● Records supplied
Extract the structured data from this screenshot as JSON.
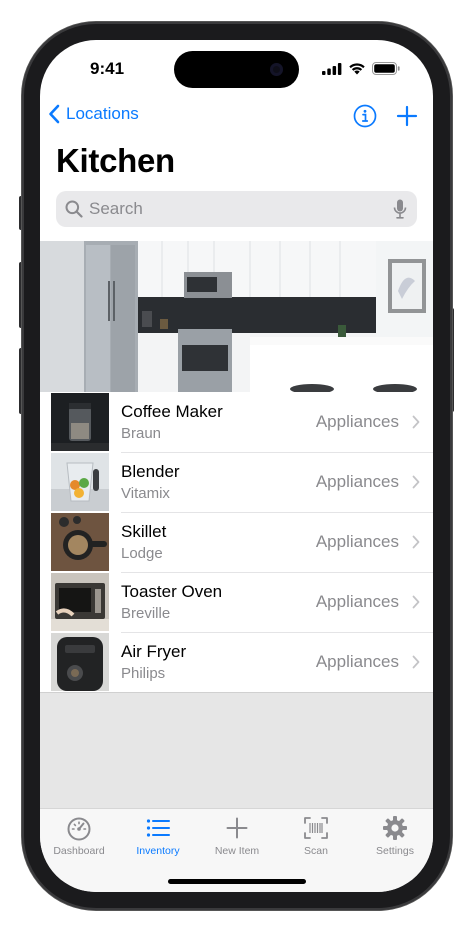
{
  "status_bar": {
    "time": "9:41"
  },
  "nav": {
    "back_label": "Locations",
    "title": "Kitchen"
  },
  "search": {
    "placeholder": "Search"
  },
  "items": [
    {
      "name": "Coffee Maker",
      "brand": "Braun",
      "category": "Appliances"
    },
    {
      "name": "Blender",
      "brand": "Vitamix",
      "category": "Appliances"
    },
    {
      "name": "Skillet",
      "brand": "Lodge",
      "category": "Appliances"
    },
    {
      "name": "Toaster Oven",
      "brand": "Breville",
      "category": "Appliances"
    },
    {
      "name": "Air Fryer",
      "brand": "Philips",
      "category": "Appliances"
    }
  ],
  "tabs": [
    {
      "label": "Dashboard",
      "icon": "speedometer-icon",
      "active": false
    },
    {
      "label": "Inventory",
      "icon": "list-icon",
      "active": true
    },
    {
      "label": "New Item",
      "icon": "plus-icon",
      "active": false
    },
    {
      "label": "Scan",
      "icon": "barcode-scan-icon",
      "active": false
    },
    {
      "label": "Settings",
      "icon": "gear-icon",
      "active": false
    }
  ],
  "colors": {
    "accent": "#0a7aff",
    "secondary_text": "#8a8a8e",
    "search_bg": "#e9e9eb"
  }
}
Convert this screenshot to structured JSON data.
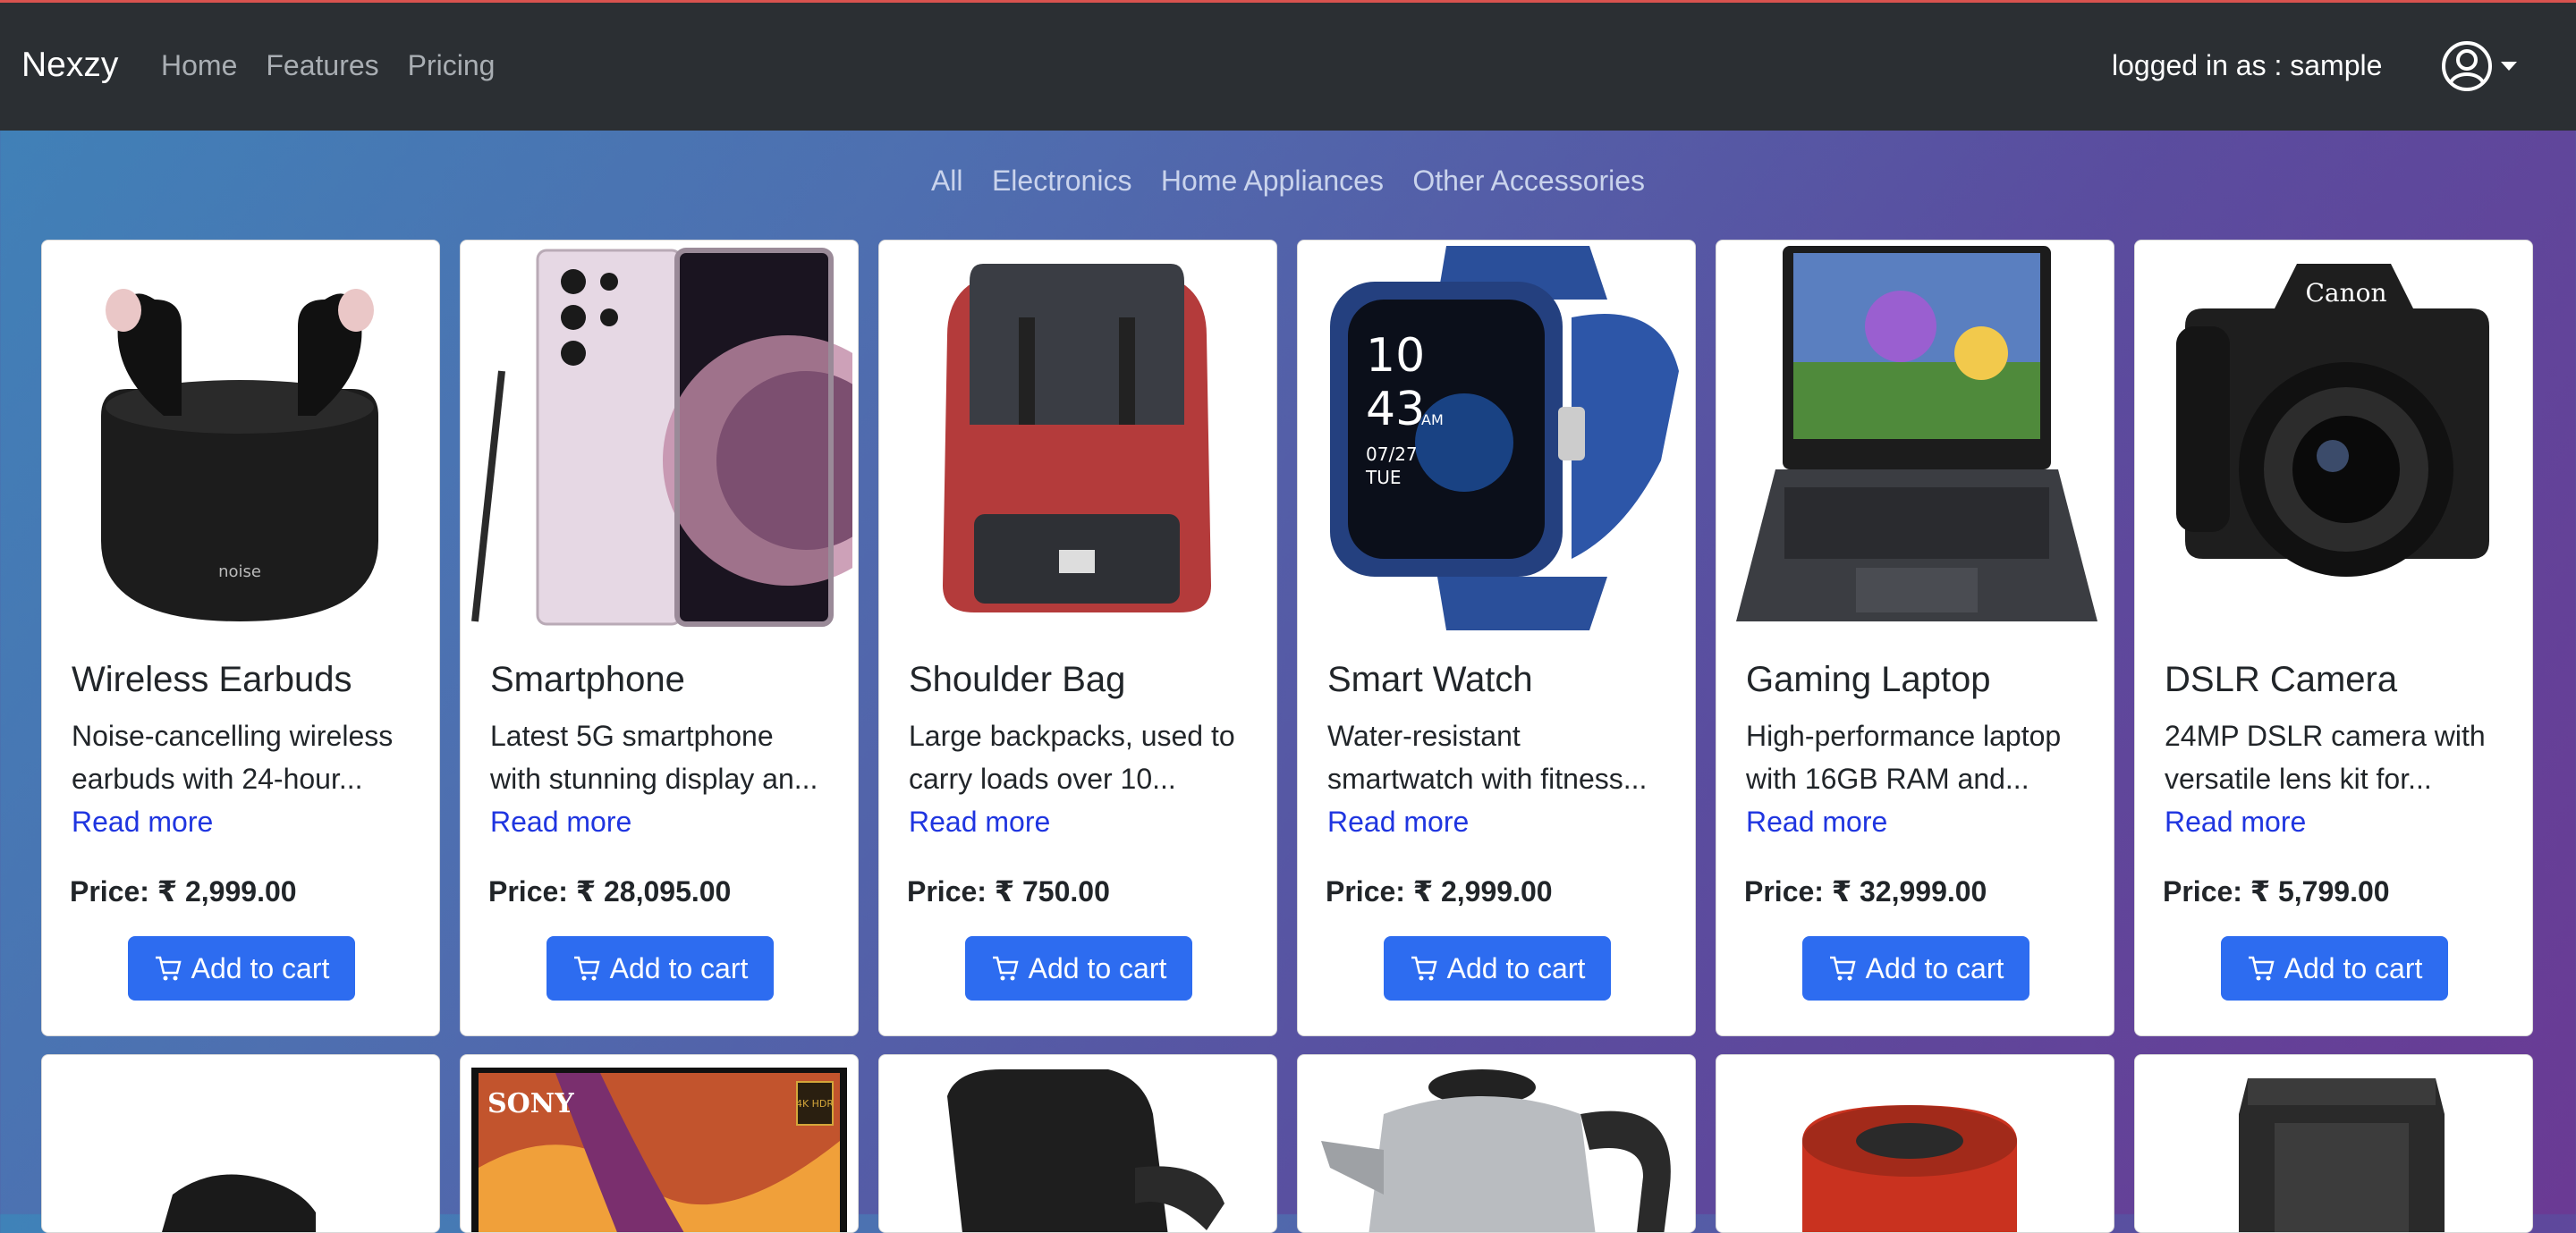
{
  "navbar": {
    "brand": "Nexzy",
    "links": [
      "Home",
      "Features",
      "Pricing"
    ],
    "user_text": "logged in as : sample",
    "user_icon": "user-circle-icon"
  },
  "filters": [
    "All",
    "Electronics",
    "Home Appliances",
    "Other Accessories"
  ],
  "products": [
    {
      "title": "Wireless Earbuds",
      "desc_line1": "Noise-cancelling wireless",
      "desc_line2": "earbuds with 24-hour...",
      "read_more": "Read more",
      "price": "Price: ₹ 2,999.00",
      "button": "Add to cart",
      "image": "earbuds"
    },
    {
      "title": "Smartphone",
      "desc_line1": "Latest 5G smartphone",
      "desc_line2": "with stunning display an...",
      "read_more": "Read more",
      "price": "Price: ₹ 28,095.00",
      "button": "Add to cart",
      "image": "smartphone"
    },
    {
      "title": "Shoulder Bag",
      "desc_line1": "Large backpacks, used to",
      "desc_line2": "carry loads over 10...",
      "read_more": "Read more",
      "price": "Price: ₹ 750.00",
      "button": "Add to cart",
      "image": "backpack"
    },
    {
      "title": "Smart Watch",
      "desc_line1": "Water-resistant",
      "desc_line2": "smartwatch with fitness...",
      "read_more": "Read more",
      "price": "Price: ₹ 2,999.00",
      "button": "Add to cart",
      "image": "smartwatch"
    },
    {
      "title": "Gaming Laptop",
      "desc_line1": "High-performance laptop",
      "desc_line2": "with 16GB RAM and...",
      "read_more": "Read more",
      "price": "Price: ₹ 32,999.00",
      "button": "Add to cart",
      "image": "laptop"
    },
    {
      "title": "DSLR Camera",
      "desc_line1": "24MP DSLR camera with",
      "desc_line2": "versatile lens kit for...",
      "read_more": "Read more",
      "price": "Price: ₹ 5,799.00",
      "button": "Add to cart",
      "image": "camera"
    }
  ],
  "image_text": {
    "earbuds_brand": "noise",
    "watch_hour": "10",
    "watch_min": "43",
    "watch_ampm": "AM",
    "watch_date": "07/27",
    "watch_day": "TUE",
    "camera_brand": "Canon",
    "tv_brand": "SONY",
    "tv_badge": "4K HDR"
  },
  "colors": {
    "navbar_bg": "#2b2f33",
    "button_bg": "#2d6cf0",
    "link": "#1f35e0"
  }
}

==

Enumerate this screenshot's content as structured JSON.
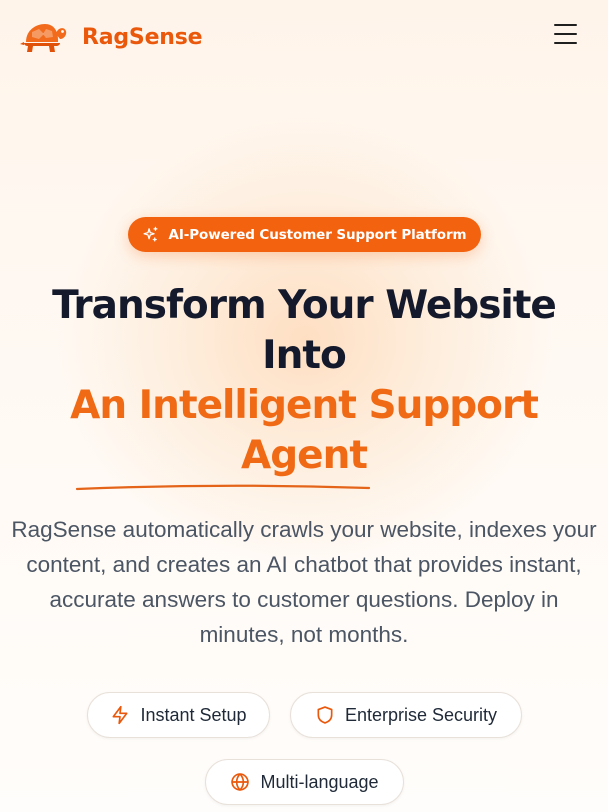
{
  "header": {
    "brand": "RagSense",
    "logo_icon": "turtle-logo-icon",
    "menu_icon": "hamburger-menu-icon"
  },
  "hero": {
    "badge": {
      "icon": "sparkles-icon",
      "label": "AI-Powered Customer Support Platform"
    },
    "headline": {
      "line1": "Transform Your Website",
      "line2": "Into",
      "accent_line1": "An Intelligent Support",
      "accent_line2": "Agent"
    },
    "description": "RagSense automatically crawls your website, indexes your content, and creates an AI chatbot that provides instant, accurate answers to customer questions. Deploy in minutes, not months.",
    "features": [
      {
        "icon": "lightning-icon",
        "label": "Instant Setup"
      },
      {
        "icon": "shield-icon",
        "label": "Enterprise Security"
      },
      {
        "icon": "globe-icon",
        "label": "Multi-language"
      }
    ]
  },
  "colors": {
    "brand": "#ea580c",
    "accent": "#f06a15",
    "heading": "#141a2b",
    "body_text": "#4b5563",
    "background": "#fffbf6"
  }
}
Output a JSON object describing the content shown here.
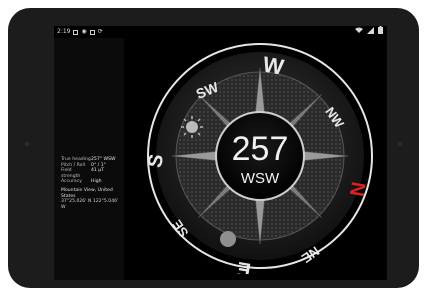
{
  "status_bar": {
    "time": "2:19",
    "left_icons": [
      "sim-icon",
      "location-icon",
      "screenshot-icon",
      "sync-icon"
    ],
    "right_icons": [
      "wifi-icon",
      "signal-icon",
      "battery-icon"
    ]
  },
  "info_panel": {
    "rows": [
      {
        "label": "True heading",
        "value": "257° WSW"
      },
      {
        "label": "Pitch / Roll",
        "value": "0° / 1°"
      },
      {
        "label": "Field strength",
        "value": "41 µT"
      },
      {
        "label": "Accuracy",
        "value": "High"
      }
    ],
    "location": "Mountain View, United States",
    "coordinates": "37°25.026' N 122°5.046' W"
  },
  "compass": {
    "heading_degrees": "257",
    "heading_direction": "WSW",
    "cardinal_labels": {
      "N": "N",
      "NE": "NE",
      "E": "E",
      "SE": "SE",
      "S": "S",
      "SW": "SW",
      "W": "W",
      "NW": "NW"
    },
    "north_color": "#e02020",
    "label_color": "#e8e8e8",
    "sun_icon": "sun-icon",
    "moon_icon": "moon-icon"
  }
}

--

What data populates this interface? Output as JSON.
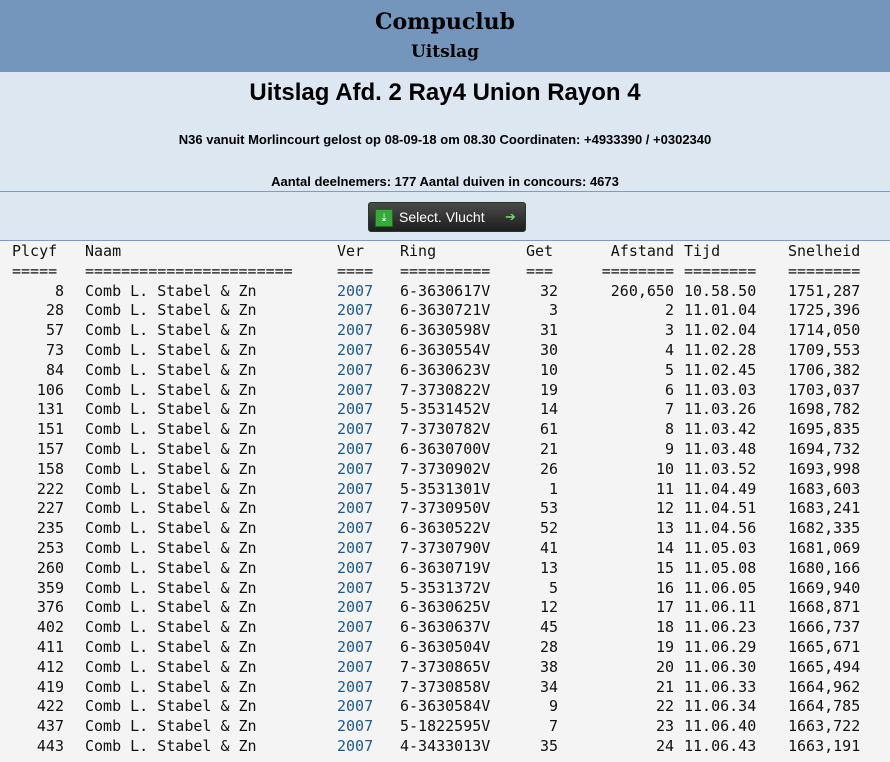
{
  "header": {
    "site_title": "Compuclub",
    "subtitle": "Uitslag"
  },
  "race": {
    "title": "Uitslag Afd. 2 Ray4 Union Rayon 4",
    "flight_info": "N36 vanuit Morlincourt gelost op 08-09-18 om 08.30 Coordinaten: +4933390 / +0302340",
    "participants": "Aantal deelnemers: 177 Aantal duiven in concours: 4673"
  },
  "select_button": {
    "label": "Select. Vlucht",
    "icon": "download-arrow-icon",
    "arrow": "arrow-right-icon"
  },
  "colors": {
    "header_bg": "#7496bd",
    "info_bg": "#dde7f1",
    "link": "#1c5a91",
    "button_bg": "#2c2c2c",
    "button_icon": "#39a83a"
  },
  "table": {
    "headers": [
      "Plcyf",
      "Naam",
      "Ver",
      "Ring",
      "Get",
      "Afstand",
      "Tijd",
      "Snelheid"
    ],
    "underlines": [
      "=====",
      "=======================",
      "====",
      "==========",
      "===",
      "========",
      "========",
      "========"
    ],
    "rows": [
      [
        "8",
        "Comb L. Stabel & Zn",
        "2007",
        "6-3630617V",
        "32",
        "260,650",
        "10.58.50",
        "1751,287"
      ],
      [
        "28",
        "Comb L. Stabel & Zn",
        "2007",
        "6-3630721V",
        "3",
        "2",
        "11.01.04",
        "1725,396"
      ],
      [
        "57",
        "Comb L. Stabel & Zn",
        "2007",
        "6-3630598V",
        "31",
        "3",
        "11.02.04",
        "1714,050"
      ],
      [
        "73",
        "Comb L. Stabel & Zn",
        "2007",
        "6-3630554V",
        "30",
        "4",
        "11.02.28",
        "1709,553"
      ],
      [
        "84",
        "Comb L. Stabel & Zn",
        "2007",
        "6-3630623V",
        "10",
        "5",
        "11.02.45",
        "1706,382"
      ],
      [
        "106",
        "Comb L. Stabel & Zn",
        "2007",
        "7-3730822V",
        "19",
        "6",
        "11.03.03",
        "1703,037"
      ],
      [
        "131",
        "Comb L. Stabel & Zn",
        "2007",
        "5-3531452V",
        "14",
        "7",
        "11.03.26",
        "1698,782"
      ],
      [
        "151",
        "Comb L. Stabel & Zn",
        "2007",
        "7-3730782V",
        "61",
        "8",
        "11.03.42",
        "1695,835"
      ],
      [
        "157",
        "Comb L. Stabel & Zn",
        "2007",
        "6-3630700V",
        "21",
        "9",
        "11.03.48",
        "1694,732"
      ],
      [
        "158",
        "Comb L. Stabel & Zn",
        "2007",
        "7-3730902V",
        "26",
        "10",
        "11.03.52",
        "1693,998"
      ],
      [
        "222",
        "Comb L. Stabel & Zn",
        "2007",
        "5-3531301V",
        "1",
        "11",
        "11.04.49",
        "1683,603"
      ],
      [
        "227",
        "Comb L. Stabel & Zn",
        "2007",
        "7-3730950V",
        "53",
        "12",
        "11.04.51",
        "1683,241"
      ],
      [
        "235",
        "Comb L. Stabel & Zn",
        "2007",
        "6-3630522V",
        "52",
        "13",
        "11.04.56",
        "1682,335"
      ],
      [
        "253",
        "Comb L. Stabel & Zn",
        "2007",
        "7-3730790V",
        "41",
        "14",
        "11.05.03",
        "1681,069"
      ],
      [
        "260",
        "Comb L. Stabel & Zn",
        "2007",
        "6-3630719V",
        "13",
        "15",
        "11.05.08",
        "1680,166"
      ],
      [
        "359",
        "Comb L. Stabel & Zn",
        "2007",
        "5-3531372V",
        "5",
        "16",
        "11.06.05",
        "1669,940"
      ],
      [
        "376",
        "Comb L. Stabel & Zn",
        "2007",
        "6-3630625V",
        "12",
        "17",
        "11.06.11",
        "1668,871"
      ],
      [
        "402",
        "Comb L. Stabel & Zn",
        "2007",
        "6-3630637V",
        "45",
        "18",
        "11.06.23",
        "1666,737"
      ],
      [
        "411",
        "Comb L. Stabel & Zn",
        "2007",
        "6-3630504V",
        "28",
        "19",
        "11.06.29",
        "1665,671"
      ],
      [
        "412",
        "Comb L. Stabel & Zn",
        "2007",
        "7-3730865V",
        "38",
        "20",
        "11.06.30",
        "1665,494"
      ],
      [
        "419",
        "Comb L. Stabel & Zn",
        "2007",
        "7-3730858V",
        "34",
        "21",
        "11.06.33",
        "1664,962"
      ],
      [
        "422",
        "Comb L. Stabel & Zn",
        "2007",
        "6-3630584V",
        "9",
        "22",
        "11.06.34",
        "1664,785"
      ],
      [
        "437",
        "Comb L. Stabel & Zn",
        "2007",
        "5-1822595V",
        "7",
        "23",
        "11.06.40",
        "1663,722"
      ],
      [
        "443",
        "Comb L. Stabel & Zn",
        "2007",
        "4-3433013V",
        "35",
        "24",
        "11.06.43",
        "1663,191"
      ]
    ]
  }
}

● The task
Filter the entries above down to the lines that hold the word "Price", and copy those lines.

● Finished exercise
      "price": "Price: ₹ 2,999.00",
      "price": "Price: ₹ 28,095.00",
      "price": "Price: ₹ 750.00",
      "price": "Price: ₹ 2,999.00",
      "price": "Price: ₹ 32,999.00",
      "price": "Price: ₹ 5,799.00",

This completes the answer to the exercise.